An interesting debate has erupted nationally over the lack of women among the punditry. Katha Pollitt (niece of our own celebrated Dan Pollitt) wrote in the April 4 Nation about recent reports including one that only 20% of the LA Times op-ed authors were women. The Washington Post has only one woman among its 19 pundits and only 10% on its op-ed page.
"The Al Franken Show" is coming to Chapel Hill on April 13. Al Franken and co-host Katherine Lanpher will broadcast the show live from the Carolina Union Auditorium. "The Al Franken Show" airs weekdays from noon until 3 p.m. on News Talk 1360 WCHL-AM. The station announced the visit Tuesday.
Perhaps someone at WCHL can provide more information on Franken and Lanpher's plans for their visit to Chapel Hill.
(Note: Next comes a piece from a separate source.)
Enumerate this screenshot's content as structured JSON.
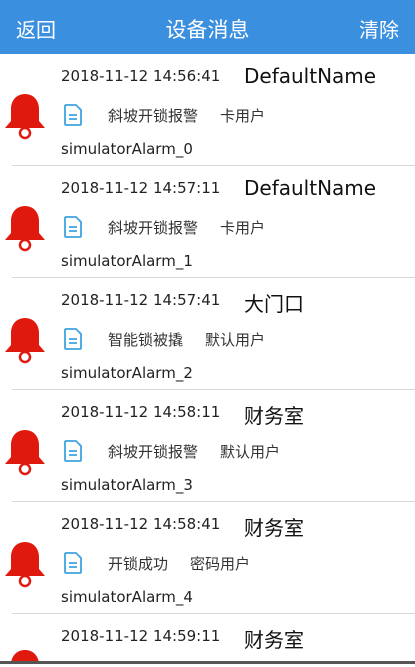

I have emailed Franken inviting him to visit orangepolitics to find possible topics.
The Terri Schiavo case is a bit far afield for this blog but it's worth reminding people that in North Carolina it is possible to record both a living will and a health care power of attorney. There are many attorneys in the area who do this work, and who can make sure that the language of each accords with North Carolina law.
This is the question on many minds as UNC says they want to work together with the town on Carolina North, while simultaneously attempting to block a pro-active initiative of the town to re-zone the Horace Williams tract to OI-2, which realistically reflects the current capacity of our public infrastructure and the lack of any formal proposal for the land from UNC.
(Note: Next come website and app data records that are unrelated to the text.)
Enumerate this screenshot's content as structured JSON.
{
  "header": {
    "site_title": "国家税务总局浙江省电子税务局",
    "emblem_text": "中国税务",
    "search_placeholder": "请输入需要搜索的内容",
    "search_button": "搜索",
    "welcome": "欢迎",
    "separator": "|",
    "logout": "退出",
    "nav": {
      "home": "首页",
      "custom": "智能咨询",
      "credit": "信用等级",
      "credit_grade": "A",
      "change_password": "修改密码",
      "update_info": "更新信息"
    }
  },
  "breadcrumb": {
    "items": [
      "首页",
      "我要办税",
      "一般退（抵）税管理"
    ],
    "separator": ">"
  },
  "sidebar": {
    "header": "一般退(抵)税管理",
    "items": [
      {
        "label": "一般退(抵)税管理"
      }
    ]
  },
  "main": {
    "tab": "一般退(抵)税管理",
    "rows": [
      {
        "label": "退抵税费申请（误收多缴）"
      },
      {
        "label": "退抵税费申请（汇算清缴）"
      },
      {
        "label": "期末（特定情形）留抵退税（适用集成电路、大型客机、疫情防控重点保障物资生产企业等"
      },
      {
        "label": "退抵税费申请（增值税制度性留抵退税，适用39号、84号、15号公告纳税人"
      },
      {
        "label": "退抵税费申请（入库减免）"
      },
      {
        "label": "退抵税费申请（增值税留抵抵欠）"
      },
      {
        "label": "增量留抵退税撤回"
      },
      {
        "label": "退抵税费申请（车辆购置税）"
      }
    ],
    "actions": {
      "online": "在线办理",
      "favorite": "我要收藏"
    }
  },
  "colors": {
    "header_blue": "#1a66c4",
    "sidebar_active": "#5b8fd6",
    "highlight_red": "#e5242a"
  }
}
On tonight's Chapel Hill Planning Board agenda there are a number of interesting issues including rezoning the Horace Williams tract (the future home of Carolina North), rezoning the Greenwood neighborhood to prevent redevelopment, and a report on increasing health and mobility in Northside. Since I can't be there in person, I wrote the following to my colleagues on the board:
This word is just in from a source who spoke with the Governor's office. The new Superior Court Judge for Orange and Chatham counties will be . . .
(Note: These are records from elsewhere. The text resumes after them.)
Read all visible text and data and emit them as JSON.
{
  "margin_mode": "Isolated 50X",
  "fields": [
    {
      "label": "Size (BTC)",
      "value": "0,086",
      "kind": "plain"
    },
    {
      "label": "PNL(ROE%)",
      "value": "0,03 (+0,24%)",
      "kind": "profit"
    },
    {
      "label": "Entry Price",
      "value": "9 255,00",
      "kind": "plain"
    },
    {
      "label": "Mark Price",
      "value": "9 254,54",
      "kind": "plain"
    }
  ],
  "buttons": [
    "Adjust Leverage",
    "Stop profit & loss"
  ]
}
District Attorney Carl Fox!
According to Gerry Cohen, an attorney for the North Carolina General Assembly (and who is not the source who spoke to the Governor's office), Article 4 section 18 of the North Carolina Constitution gives the Governor the power to appoint an interim District Attorney when there is a vacancy in the office, so the next question is who will the Governor appoint to replace Carl Fox?